Me: Tell me about your debut paranormal romance novel Must Love Plague.
Spreading disease isn’t all it’s cracked up to be.
Piper Bane wants nothing to do with her pesky Pestilence bloodline and would give anything to be a Normal. In fact, she put Beckwell–land of the paranormal and home of the weird–in her rear-view ten years ago, and hasn’t been back since. Until an invitation to her best friend’s wedding coaxes her back home and reminds her what it means to continue the legacy of the four horsemen of the apocalypse. She receives a typical Beckwell welcome the second she reaches the city limits where she’s stalked by a toad and wraps her car around a tree. And is rescued by the one person she most wants to avoid: Daniel Quilan. Town doctor, genuine nice guy, and her ex-fiancé.
Ten years hasn’t been long enough for Daniel Quilan to forget the only woman he’s ever loved. His responsibilities as Beckwell’s only doctor keeps his mind off the hole Piper Bane left in his chest when she broke his heart and skipped town all those years ago. His not-so-ordinary patients and his trouble-making twin brother keep Daniel occupied twenty-four-seven, not to mention magic going haywire throughout town. But his plan to stay busy as the town’s golden boy is shattered when his latest patient turns out to be Piper. How good she looks isn’t his concern. How she still makes fire shoot through his veins isn’t his focus.

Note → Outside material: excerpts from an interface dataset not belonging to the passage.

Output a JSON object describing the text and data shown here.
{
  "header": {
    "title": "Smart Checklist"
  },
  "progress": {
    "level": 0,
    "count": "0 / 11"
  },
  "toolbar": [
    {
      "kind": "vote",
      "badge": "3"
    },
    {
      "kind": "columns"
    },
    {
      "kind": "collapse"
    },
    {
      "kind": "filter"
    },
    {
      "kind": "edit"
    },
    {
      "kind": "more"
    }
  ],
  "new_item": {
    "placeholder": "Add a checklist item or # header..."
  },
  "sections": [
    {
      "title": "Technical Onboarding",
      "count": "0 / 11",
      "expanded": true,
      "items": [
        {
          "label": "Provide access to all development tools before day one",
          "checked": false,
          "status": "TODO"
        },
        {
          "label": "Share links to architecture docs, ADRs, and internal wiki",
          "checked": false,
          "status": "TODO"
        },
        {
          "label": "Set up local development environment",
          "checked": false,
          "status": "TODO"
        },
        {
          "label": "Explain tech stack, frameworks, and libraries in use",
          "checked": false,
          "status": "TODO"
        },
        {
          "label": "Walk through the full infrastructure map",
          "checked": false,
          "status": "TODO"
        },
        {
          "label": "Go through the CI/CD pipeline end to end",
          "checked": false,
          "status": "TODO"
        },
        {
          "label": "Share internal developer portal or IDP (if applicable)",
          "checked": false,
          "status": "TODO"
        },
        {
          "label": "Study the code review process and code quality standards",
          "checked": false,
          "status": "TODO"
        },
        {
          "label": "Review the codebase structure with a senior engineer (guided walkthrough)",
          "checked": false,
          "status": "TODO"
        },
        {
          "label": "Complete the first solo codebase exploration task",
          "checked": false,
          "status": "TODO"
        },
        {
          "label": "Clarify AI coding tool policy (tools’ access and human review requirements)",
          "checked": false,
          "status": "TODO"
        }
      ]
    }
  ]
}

But the fact that someone wants to end the world and will use Piper to do so……that makes her impossible to ignore.
Me: Share with us a favorite excerpt.
This section for me typifies Daniel’s sweetness and enduring hope even after Piper broke his heart ten years ago, and no matter how much he tries to deny it. When he gets a chance to protect Piper and invites her back home, she’s caught off guard by the house he’s living in. Not his family home, but the house that had been their secret place, the first place they made love.
The porch squeaked as she stepped onto it, and she trailed her fingertips lightly over the peeling paint on the handrail, the other collapsed and tangled in weeds. Back then, they’d still believed they could make a normal live for themselves. That they could be happy.
That just maybe they weren’t defined and trapped by their ancestors and the latent magic that lurked in their blood.
Light blossomed inside and Daniel turned, an imposingly large silhouette within the doorway.
This wasn’t the boy on the cusp of manhood she’d left behind. This was a darkly compelling man with secrets of his own. And whatever she’d said about them being adults and friends, as she stepped through the doorway, her fingers and toes tingling, it sure the heck didn’t feel as if she was just crashing with an old friend.
“I bought it ten years ago. Before I proposed,” he said quietly. “Lou lent me the money.”
Her breath caught. Ten years ago. Before he’d proposed.
It would have been theirs.
(Chapter 14, Must Love Plague)
You can purchase Must Love Plague here:
You can find Shelly here:
Abbie Roads writes dark emotional novels featuring damaged characters, but always gives her hero and heroine a happy ending… after torturing them for three hundred pages.